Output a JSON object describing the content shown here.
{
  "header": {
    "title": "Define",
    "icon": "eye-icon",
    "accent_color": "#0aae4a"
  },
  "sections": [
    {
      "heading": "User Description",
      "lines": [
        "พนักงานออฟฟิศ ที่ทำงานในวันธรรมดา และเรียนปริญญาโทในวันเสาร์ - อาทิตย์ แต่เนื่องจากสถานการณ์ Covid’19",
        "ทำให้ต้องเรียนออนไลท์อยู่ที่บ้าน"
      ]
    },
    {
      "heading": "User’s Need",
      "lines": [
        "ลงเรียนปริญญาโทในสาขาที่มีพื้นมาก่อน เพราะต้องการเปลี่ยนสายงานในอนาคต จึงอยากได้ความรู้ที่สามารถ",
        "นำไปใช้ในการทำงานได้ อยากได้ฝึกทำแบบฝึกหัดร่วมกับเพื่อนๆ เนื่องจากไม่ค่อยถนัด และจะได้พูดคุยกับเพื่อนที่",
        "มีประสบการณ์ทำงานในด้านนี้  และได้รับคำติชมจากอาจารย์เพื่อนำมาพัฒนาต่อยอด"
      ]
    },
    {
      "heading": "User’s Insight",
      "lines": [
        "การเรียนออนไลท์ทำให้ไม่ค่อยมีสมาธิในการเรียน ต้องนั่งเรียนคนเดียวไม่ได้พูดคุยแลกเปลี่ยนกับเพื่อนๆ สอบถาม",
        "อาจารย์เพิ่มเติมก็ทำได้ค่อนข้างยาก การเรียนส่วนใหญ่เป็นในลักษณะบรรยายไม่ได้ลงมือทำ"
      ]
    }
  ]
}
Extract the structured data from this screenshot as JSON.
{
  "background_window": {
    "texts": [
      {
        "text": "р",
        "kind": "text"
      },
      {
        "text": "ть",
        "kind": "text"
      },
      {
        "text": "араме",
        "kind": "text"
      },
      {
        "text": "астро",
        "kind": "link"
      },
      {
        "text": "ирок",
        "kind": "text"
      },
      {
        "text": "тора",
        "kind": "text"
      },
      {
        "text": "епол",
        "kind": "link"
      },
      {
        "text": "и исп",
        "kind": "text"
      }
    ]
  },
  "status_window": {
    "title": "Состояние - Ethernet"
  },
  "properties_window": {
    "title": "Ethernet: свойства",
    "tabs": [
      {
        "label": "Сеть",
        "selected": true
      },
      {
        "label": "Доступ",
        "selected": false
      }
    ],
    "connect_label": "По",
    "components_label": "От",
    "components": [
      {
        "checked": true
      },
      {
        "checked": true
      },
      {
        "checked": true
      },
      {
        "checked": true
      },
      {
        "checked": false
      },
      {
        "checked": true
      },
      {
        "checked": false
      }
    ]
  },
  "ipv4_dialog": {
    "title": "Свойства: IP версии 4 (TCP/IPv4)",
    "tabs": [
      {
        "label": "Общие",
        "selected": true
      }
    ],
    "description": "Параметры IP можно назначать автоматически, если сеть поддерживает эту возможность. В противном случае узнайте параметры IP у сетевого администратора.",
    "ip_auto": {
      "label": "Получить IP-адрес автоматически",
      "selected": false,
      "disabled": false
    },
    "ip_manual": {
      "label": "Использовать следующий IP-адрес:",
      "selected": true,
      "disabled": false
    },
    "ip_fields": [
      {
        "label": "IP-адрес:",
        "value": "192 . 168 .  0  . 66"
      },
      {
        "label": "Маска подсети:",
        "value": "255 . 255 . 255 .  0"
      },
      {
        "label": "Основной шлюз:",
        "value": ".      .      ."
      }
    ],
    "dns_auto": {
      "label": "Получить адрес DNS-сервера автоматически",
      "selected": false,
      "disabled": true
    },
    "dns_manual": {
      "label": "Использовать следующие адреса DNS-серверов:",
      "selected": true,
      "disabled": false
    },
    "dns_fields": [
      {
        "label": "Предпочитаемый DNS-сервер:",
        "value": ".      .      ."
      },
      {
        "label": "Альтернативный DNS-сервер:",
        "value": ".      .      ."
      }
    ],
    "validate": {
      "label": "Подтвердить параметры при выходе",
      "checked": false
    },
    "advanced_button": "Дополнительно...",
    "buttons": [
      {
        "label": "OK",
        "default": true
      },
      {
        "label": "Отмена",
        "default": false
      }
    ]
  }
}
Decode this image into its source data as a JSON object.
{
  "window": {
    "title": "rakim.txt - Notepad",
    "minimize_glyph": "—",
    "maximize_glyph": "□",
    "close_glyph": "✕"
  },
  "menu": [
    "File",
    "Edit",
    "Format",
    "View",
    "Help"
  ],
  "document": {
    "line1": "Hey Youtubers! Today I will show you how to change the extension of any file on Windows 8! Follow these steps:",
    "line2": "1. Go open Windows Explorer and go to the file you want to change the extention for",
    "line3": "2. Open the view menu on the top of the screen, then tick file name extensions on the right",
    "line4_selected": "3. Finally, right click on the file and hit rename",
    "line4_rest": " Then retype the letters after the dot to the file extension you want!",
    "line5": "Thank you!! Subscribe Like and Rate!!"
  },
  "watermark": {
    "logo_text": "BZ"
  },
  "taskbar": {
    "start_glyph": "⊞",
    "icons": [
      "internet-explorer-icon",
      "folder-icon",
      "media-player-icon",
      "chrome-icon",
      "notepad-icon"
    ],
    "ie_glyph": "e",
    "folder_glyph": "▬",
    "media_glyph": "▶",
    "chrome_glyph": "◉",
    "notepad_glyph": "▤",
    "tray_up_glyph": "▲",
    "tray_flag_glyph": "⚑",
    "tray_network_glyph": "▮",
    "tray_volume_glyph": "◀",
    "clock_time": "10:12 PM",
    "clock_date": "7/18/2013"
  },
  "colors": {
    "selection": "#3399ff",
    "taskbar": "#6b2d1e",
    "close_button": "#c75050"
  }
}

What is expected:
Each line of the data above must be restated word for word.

Task response:
Output a JSON object describing the content shown here.
{
  "header": {
    "title": "Define",
    "icon": "eye-icon",
    "accent_color": "#0aae4a"
  },
  "sections": [
    {
      "heading": "User Description",
      "lines": [
        "พนักงานออฟฟิศ ที่ทำงานในวันธรรมดา และเรียนปริญญาโทในวันเสาร์ - อาทิตย์ แต่เนื่องจากสถานการณ์ Covid’19",
        "ทำให้ต้องเรียนออนไลท์อยู่ที่บ้าน"
      ]
    },
    {
      "heading": "User’s Need",
      "lines": [
        "ลงเรียนปริญญาโทในสาขาที่มีพื้นมาก่อน เพราะต้องการเปลี่ยนสายงานในอนาคต จึงอยากได้ความรู้ที่สามารถ",
        "นำไปใช้ในการทำงานได้ อยากได้ฝึกทำแบบฝึกหัดร่วมกับเพื่อนๆ เนื่องจากไม่ค่อยถนัด และจะได้พูดคุยกับเพื่อนที่",
        "มีประสบการณ์ทำงานในด้านนี้  และได้รับคำติชมจากอาจารย์เพื่อนำมาพัฒนาต่อยอด"
      ]
    },
    {
      "heading": "User’s Insight",
      "lines": [
        "การเรียนออนไลท์ทำให้ไม่ค่อยมีสมาธิในการเรียน ต้องนั่งเรียนคนเดียวไม่ได้พูดคุยแลกเปลี่ยนกับเพื่อนๆ สอบถาม",
        "อาจารย์เพิ่มเติมก็ทำได้ค่อนข้างยาก การเรียนส่วนใหญ่เป็นในลักษณะบรรยายไม่ได้ลงมือทำ"
      ]
    }
  ]
}
Extract the structured data from this screenshot as JSON.
{
  "background_window": {
    "texts": [
      {
        "text": "р",
        "kind": "text"
      },
      {
        "text": "ть",
        "kind": "text"
      },
      {
        "text": "араме",
        "kind": "text"
      },
      {
        "text": "астро",
        "kind": "link"
      },
      {
        "text": "ирок",
        "kind": "text"
      },
      {
        "text": "тора",
        "kind": "text"
      },
      {
        "text": "епол",
        "kind": "link"
      },
      {
        "text": "и исп",
        "kind": "text"
      }
    ]
  },
  "status_window": {
    "title": "Состояние - Ethernet"
  },
  "properties_window": {
    "title": "Ethernet: свойства",
    "tabs": [
      {
        "label": "Сеть",
        "selected": true
      },
      {
        "label": "Доступ",
        "selected": false
      }
    ],
    "connect_label": "По",
    "components_label": "От",
    "components": [
      {
        "checked": true
      },
      {
        "checked": true
      },
      {
        "checked": true
      },
      {
        "checked": true
      },
      {
        "checked": false
      },
      {
        "checked": true
      },
      {
        "checked": false
      }
    ]
  },
  "ipv4_dialog": {
    "title": "Свойства: IP версии 4 (TCP/IPv4)",
    "tabs": [
      {
        "label": "Общие",
        "selected": true
      }
    ],
    "description": "Параметры IP можно назначать автоматически, если сеть поддерживает эту возможность. В противном случае узнайте параметры IP у сетевого администратора.",
    "ip_auto": {
      "label": "Получить IP-адрес автоматически",
      "selected": false,
      "disabled": false
    },
    "ip_manual": {
      "label": "Использовать следующий IP-адрес:",
      "selected": true,
      "disabled": false
    },
    "ip_fields": [
      {
        "label": "IP-адрес:",
        "value": "192 . 168 .  0  . 66"
      },
      {
        "label": "Маска подсети:",
        "value": "255 . 255 . 255 .  0"
      },
      {
        "label": "Основной шлюз:",
        "value": ".      .      ."
      }
    ],
    "dns_auto": {
      "label": "Получить адрес DNS-сервера автоматически",
      "selected": false,
      "disabled": true
    },
    "dns_manual": {
      "label": "Использовать следующие адреса DNS-серверов:",
      "selected": true,
      "disabled": false
    },
    "dns_fields": [
      {
        "label": "Предпочитаемый DNS-сервер:",
        "value": ".      .      ."
      },
      {
        "label": "Альтернативный DNS-сервер:",
        "value": ".      .      ."
      }
    ],
    "validate": {
      "label": "Подтвердить параметры при выходе",
      "checked": false
    },
    "advanced_button": "Дополнительно...",
    "buttons": [
      {
        "label": "OK",
        "default": true
      },
      {
        "label": "Отмена",
        "default": false
      }
    ]
  }
}
Decode this image into its source data as a JSON object.
{
  "window": {
    "title": "rakim.txt - Notepad",
    "minimize_glyph": "—",
    "maximize_glyph": "□",
    "close_glyph": "✕"
  },
  "menu": [
    "File",
    "Edit",
    "Format",
    "View",
    "Help"
  ],
  "document": {
    "line1": "Hey Youtubers! Today I will show you how to change the extension of any file on Windows 8! Follow these steps:",
    "line2": "1. Go open Windows Explorer and go to the file you want to change the extention for",
    "line3": "2. Open the view menu on the top of the screen, then tick file name extensions on the right",
    "line4_selected": "3. Finally, right click on the file and hit rename",
    "line4_rest": " Then retype the letters after the dot to the file extension you want!",
    "line5": "Thank you!! Subscribe Like and Rate!!"
  },
  "watermark": {
    "logo_text": "BZ"
  },
  "taskbar": {
    "start_glyph": "⊞",
    "icons": [
      "internet-explorer-icon",
      "folder-icon",
      "media-player-icon",
      "chrome-icon",
      "notepad-icon"
    ],
    "ie_glyph": "e",
    "folder_glyph": "▬",
    "media_glyph": "▶",
    "chrome_glyph": "◉",
    "notepad_glyph": "▤",
    "tray_up_glyph": "▲",
    "tray_flag_glyph": "⚑",
    "tray_network_glyph": "▮",
    "tray_volume_glyph": "◀",
    "clock_time": "10:12 PM",
    "clock_date": "7/18/2013"
  },
  "colors": {
    "selection": "#3399ff",
    "taskbar": "#6b2d1e",
    "close_button": "#c75050"
  }
}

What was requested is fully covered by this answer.